Data records for software interfaces:
━━━

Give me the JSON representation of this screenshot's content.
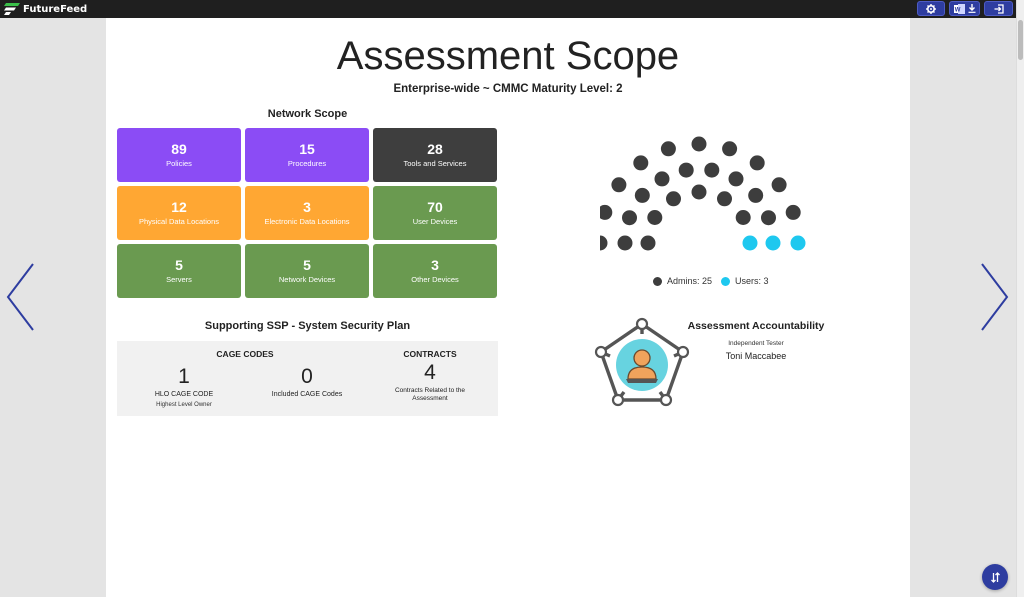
{
  "app": {
    "brand": "FutureFeed",
    "toolbar": {
      "settings_icon": "gear-icon",
      "export_icon": "word-download-icon",
      "exit_icon": "sign-out-icon"
    }
  },
  "slide": {
    "title": "Assessment Scope",
    "subtitle": "Enterprise-wide ~ CMMC Maturity Level: 2"
  },
  "network_scope": {
    "heading": "Network Scope",
    "tiles": [
      {
        "value": "89",
        "label": "Policies",
        "color": "#8b4cf5"
      },
      {
        "value": "15",
        "label": "Procedures",
        "color": "#8b4cf5"
      },
      {
        "value": "28",
        "label": "Tools and Services",
        "color": "#3e3e3e"
      },
      {
        "value": "12",
        "label": "Physical Data Locations",
        "color": "#ffa733"
      },
      {
        "value": "3",
        "label": "Electronic Data Locations",
        "color": "#ffa733"
      },
      {
        "value": "70",
        "label": "User Devices",
        "color": "#6a9a50"
      },
      {
        "value": "5",
        "label": "Servers",
        "color": "#6a9a50"
      },
      {
        "value": "5",
        "label": "Network Devices",
        "color": "#6a9a50"
      },
      {
        "value": "3",
        "label": "Other Devices",
        "color": "#6a9a50"
      }
    ]
  },
  "ssp": {
    "heading": "Supporting SSP - System Security Plan",
    "cage_codes_heading": "CAGE CODES",
    "contracts_heading": "CONTRACTS",
    "hlo_value": "1",
    "hlo_label": "HLO CAGE CODE",
    "hlo_sublabel": "Highest Level Owner",
    "included_value": "0",
    "included_label": "Included CAGE Codes",
    "contracts_value": "4",
    "contracts_label": "Contracts Related to the Assessment"
  },
  "people": {
    "admins_label": "Admins: 25",
    "users_label": "Users: 3",
    "admins": 25,
    "users": 3,
    "admin_color": "#3d3d3d",
    "user_color": "#1ec8ef"
  },
  "accountability": {
    "heading": "Assessment Accountability",
    "role": "Independent Tester",
    "name": "Toni Maccabee"
  },
  "colors": {
    "accent": "#2e3da0",
    "avatar_bg": "#67d3e0",
    "avatar_figure": "#f0a35c"
  }
}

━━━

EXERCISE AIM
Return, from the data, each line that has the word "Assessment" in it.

WRITTEN ANSWER
    "title": "Assessment Scope",
    "contracts_label": "Contracts Related to the Assessment"
    "heading": "Assessment Accountability",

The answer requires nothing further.